Source data |
····················
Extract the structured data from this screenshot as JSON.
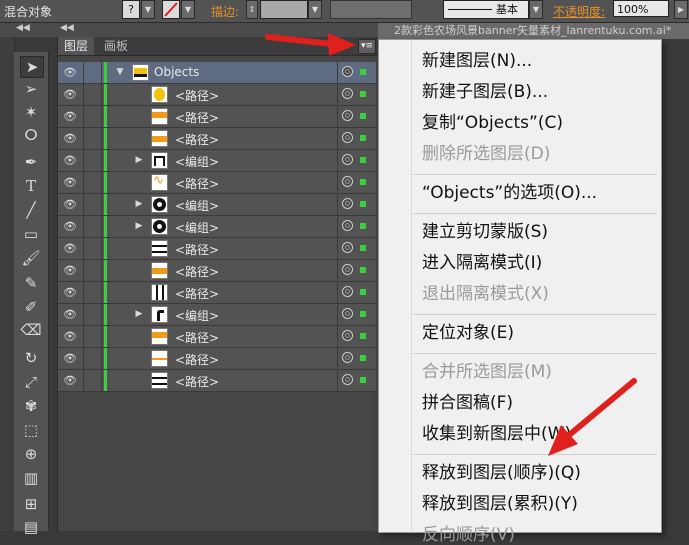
{
  "topbar": {
    "blend_label": "混合对象",
    "stroke_label": "描边:",
    "stroke_style": "基本",
    "opacity_label": "不透明度:",
    "opacity_value": "100%",
    "question_mark": "?"
  },
  "document": {
    "tab_title": "2款彩色农场风景banner矢量素材_lanrentuku.com.ai*"
  },
  "layers_panel": {
    "tabs": [
      {
        "label": "图层",
        "active": true
      },
      {
        "label": "画板",
        "active": false
      }
    ],
    "menu_button_icon": "panel-menu-icon",
    "rows": [
      {
        "name": "Objects",
        "type": "layer",
        "expanded": true,
        "thumb": "truck"
      },
      {
        "name": "<路径>",
        "type": "path",
        "thumb": "circle-yellow"
      },
      {
        "name": "<路径>",
        "type": "path",
        "thumb": "stripes-orange"
      },
      {
        "name": "<路径>",
        "type": "path",
        "thumb": "bar-orange"
      },
      {
        "name": "<编组>",
        "type": "group",
        "thumb": "gate"
      },
      {
        "name": "<路径>",
        "type": "path",
        "thumb": "wave"
      },
      {
        "name": "<编组>",
        "type": "group",
        "thumb": "wheel"
      },
      {
        "name": "<编组>",
        "type": "group",
        "thumb": "wheel"
      },
      {
        "name": "<路径>",
        "type": "path",
        "thumb": "lines-black"
      },
      {
        "name": "<路径>",
        "type": "path",
        "thumb": "bar-orange"
      },
      {
        "name": "<路径>",
        "type": "path",
        "thumb": "vlines"
      },
      {
        "name": "<编组>",
        "type": "group",
        "thumb": "corner"
      },
      {
        "name": "<路径>",
        "type": "path",
        "thumb": "stripes-orange"
      },
      {
        "name": "<路径>",
        "type": "path",
        "thumb": "line-orange"
      },
      {
        "name": "<路径>",
        "type": "path",
        "thumb": "lines-black"
      }
    ]
  },
  "context_menu": {
    "items": [
      {
        "label": "新建图层(N)...",
        "enabled": true
      },
      {
        "label": "新建子图层(B)...",
        "enabled": true
      },
      {
        "label": "复制“Objects”(C)",
        "enabled": true
      },
      {
        "label": "删除所选图层(D)",
        "enabled": false
      },
      {
        "separator": true
      },
      {
        "label": "“Objects”的选项(O)...",
        "enabled": true
      },
      {
        "separator": true
      },
      {
        "label": "建立剪切蒙版(S)",
        "enabled": true
      },
      {
        "label": "进入隔离模式(I)",
        "enabled": true
      },
      {
        "label": "退出隔离模式(X)",
        "enabled": false
      },
      {
        "separator": true
      },
      {
        "label": "定位对象(E)",
        "enabled": true
      },
      {
        "separator": true
      },
      {
        "label": "合并所选图层(M)",
        "enabled": false
      },
      {
        "label": "拼合图稿(F)",
        "enabled": true
      },
      {
        "label": "收集到新图层中(W)",
        "enabled": true
      },
      {
        "separator": true
      },
      {
        "label": "释放到图层(顺序)(Q)",
        "enabled": true
      },
      {
        "label": "释放到图层(累积)(Y)",
        "enabled": true
      },
      {
        "label": "反向顺序(V)",
        "enabled": false
      }
    ]
  },
  "colors": {
    "accent_orange": "#e8912a",
    "layer_color": "#3dcf3d",
    "annotation_red": "#e0201c"
  }
}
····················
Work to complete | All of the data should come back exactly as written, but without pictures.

Task solution |
Extract the structured data from this screenshot as JSON.
{
  "topbar": {
    "blend_label": "混合对象",
    "stroke_label": "描边:",
    "stroke_style": "基本",
    "opacity_label": "不透明度:",
    "opacity_value": "100%",
    "question_mark": "?"
  },
  "document": {
    "tab_title": "2款彩色农场风景banner矢量素材_lanrentuku.com.ai*"
  },
  "layers_panel": {
    "tabs": [
      {
        "label": "图层",
        "active": true
      },
      {
        "label": "画板",
        "active": false
      }
    ],
    "menu_button_icon": "panel-menu-icon",
    "rows": [
      {
        "name": "Objects",
        "type": "layer",
        "expanded": true,
        "thumb": "truck"
      },
      {
        "name": "<路径>",
        "type": "path",
        "thumb": "circle-yellow"
      },
      {
        "name": "<路径>",
        "type": "path",
        "thumb": "stripes-orange"
      },
      {
        "name": "<路径>",
        "type": "path",
        "thumb": "bar-orange"
      },
      {
        "name": "<编组>",
        "type": "group",
        "thumb": "gate"
      },
      {
        "name": "<路径>",
        "type": "path",
        "thumb": "wave"
      },
      {
        "name": "<编组>",
        "type": "group",
        "thumb": "wheel"
      },
      {
        "name": "<编组>",
        "type": "group",
        "thumb": "wheel"
      },
      {
        "name": "<路径>",
        "type": "path",
        "thumb": "lines-black"
      },
      {
        "name": "<路径>",
        "type": "path",
        "thumb": "bar-orange"
      },
      {
        "name": "<路径>",
        "type": "path",
        "thumb": "vlines"
      },
      {
        "name": "<编组>",
        "type": "group",
        "thumb": "corner"
      },
      {
        "name": "<路径>",
        "type": "path",
        "thumb": "stripes-orange"
      },
      {
        "name": "<路径>",
        "type": "path",
        "thumb": "line-orange"
      },
      {
        "name": "<路径>",
        "type": "path",
        "thumb": "lines-black"
      }
    ]
  },
  "context_menu": {
    "items": [
      {
        "label": "新建图层(N)...",
        "enabled": true
      },
      {
        "label": "新建子图层(B)...",
        "enabled": true
      },
      {
        "label": "复制“Objects”(C)",
        "enabled": true
      },
      {
        "label": "删除所选图层(D)",
        "enabled": false
      },
      {
        "separator": true
      },
      {
        "label": "“Objects”的选项(O)...",
        "enabled": true
      },
      {
        "separator": true
      },
      {
        "label": "建立剪切蒙版(S)",
        "enabled": true
      },
      {
        "label": "进入隔离模式(I)",
        "enabled": true
      },
      {
        "label": "退出隔离模式(X)",
        "enabled": false
      },
      {
        "separator": true
      },
      {
        "label": "定位对象(E)",
        "enabled": true
      },
      {
        "separator": true
      },
      {
        "label": "合并所选图层(M)",
        "enabled": false
      },
      {
        "label": "拼合图稿(F)",
        "enabled": true
      },
      {
        "label": "收集到新图层中(W)",
        "enabled": true
      },
      {
        "separator": true
      },
      {
        "label": "释放到图层(顺序)(Q)",
        "enabled": true
      },
      {
        "label": "释放到图层(累积)(Y)",
        "enabled": true
      },
      {
        "label": "反向顺序(V)",
        "enabled": false
      }
    ]
  },
  "colors": {
    "accent_orange": "#e8912a",
    "layer_color": "#3dcf3d",
    "annotation_red": "#e0201c"
  }
}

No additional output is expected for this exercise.